Government troops fought to gain control of the rebel-held city of Donetsk and a key highway in eastern Ukraine on Wednesday, in battles that left 34 residents and nine troops dead in just 24 hours, authorities said.
The Ukrainian troops are trying to encircle Donetsk, the largest city still in rebel hands, and to drive the rebels out of the city of Luhansk.
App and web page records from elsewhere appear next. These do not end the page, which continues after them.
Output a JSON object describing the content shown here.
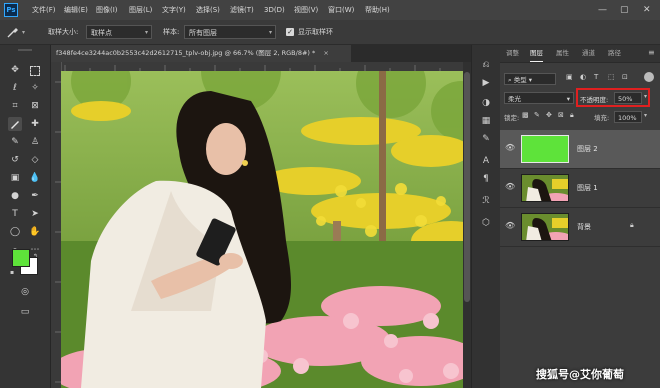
{
  "app": {
    "logo_text": "Ps"
  },
  "menu": [
    "文件(F)",
    "编辑(E)",
    "图像(I)",
    "图层(L)",
    "文字(Y)",
    "选择(S)",
    "滤镜(T)",
    "3D(D)",
    "视图(V)",
    "窗口(W)",
    "帮助(H)"
  ],
  "window_controls": {
    "minimize": "—",
    "maximize": "▢",
    "close": "✕"
  },
  "options": {
    "sample_size_label": "取样大小:",
    "sample_size_value": "取样点",
    "sample_label": "样本:",
    "sample_value": "所有图层",
    "show_ring_label": "显示取样环",
    "show_ring_checked": true
  },
  "document": {
    "tab_title": "f348fe4ce3244ac0b2553c42d2612715_tplv-obj.jpg @ 66.7% (图层 2, RGB/8#) *",
    "close": "×"
  },
  "panel": {
    "tabs": [
      "调整",
      "图层",
      "属性",
      "通道",
      "路径"
    ],
    "active_tab": "图层",
    "filter_label": "类型",
    "blend_mode": "柔光",
    "opacity_label": "不透明度:",
    "opacity_value": "50%",
    "lock_label": "锁定:",
    "fill_label": "填充:",
    "fill_value": "100%",
    "layers": [
      {
        "name": "图层 2",
        "selected": true,
        "thumb": "green"
      },
      {
        "name": "图层 1",
        "selected": false,
        "thumb": "photo"
      },
      {
        "name": "背景",
        "selected": false,
        "thumb": "photo",
        "locked": true
      }
    ]
  },
  "colors": {
    "foreground": "#5ee33a",
    "background": "#ffffff",
    "highlight": "#e02020",
    "layer2_fill": "#5ee33a"
  },
  "watermark": "搜狐号@艾你葡萄"
}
Several Donetsk neighborhoods have been hit with artillery fire in the last few days, and fighting on the outskirts of the city has become more intense.
The Kiev-backed administration in Donetsk said 34 local residents had been killed and 29 wounded as of noon Wednesday — a figure it said did not include any government troop deaths.
Earlier, a Ukrainian official said nine troops were killed and 22 wounded in overnight fighting in Ilovaysk, a town near Donetsk, as the government sought to retake a major railroad and a highway that leads to Russia.
Andriy Lysenko, spokesman for the Ukrainian National Security Council, said fighting continued in Ilovaysk on Wednesday even though government forces have gained overall control of the town.
Among those killed in Ilovaysk was a Ukrainian-American known by the nom de guerre Franko, said Anton Herashchenko, an adviser to the interior minister. He said Franko was a U.S. citizen who had a military background, lived in eastern Ukraine for the past 10 years and obtained Ukrainian citizenship before joining the battalion.
The situation in besieged Luhansk, a rebel stronghold just 12 miles from the Russian border, remained critical Wednesday as the government and rebels fought running battles in the streets, local authorities said.
Luhansk has been without electricity, running water or phone connections for 18 days, and as food grows scarce, residents are reported to be standing in lines to buy bread from bakeries with portable generators.
Ukrainian President Petro Poroshenko will host German Chancellor Angela Merkel this weekend in Kiev before meeting next week with Russian President Vladimir Putin in Minsk, the capital of Belarus.
The conflict, which began when street protests put a Western-leaning leadership in power in Kiev against Moscow’s wishes, has dragged relations between Russia and the West to their worst level since the end of the Cold War. It has triggered a round of trade sanctions and retaliatory measures that are hurting fragile Russian and European Union economies.
Officially, the Minsk meeting concerns relations between the European Union and a customs union involving Russia, Belarus and Kazakhstan, but Ukraine will top the agenda.
European officials say privately that they will keep up pressure on Putin not to support the rebels, but at the same time Ukraine has to be persuaded not to ruthlessly press home its advantage on the battlefield.
That could humiliate the Kremlin and force it into an unpredictable reaction, officials say.
Stefan Meister of the Berlin-based German Council on Foreign Relations said Merkel would use her visit to Kiev to back Poroshenko and to test how flexible Kiev is willing to be to achieve a deal with Moscow.
“In order to get a compromise with Russia, you need movement from Ukraine. How prepared are they to do that at a time when they are on the offensive in the east, trying to establish facts on the ground?” Meister said. “I have the feeling Putin may be ready to talk, but he can’t lose face.”
Russian officials welcomed any European moves to bring Kiev — which they blame for what they call a humanitarian disaster in eastern Ukraine — to the negotiating table in earnest.
A senior Russian Foreign Ministry official who spoke on condition of anonymity said, “We welcome any movement, any understanding by the West, especially Germany, that the situation cannot be resolved without solving the problem inside Ukraine, in the same way that pressure on Russia did not and does not make any sense.”